** Prompt **
Here the job is to repeat the listing exactly, but not the pictures in it.

** Provided material **
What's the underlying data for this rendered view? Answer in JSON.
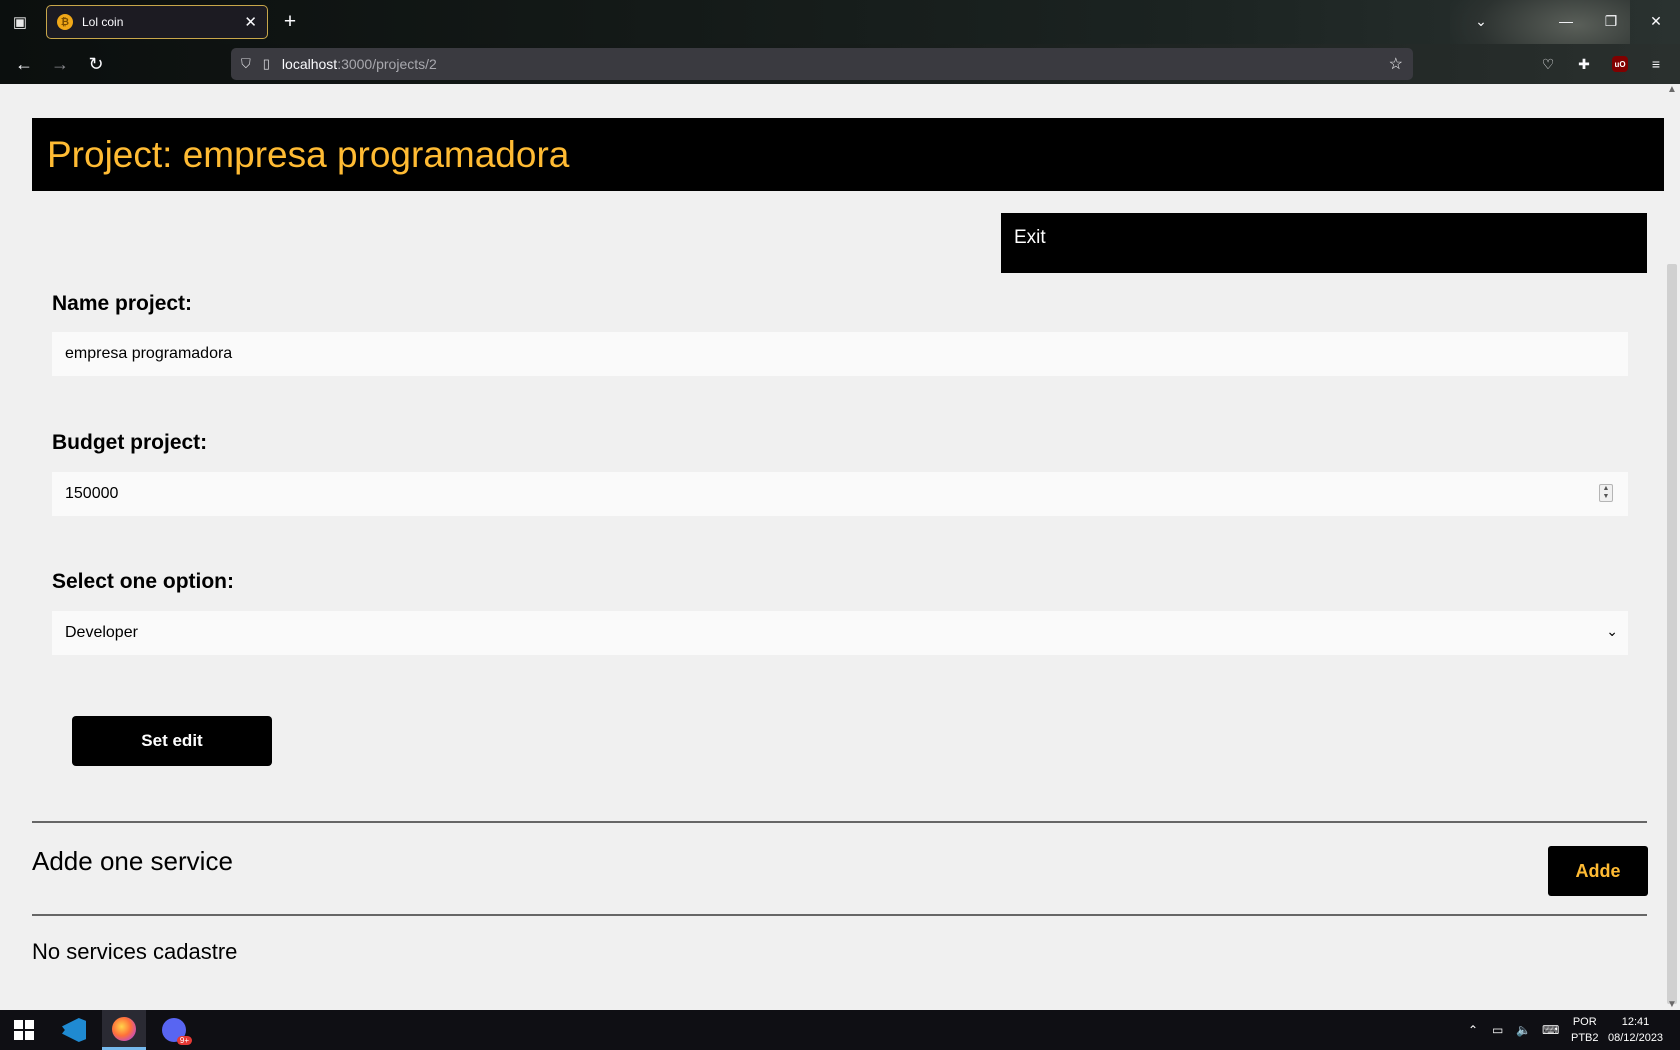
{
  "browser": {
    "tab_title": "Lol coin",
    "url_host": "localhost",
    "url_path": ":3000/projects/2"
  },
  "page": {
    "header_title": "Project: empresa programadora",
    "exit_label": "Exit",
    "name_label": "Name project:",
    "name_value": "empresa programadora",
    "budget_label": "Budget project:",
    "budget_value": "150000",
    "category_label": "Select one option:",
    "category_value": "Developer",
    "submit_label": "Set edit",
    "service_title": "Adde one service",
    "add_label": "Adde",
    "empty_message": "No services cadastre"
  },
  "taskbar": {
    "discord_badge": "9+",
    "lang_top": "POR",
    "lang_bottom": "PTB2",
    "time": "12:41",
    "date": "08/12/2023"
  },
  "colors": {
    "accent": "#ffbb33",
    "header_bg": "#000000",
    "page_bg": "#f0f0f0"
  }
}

** Solved exercise **
What's the underlying data for this rendered view? Answer in JSON.
{
  "browser": {
    "tab_title": "Lol coin",
    "url_host": "localhost",
    "url_path": ":3000/projects/2"
  },
  "page": {
    "header_title": "Project: empresa programadora",
    "exit_label": "Exit",
    "name_label": "Name project:",
    "name_value": "empresa programadora",
    "budget_label": "Budget project:",
    "budget_value": "150000",
    "category_label": "Select one option:",
    "category_value": "Developer",
    "submit_label": "Set edit",
    "service_title": "Adde one service",
    "add_label": "Adde",
    "empty_message": "No services cadastre"
  },
  "taskbar": {
    "discord_badge": "9+",
    "lang_top": "POR",
    "lang_bottom": "PTB2",
    "time": "12:41",
    "date": "08/12/2023"
  },
  "colors": {
    "accent": "#ffbb33",
    "header_bg": "#000000",
    "page_bg": "#f0f0f0"
  }
}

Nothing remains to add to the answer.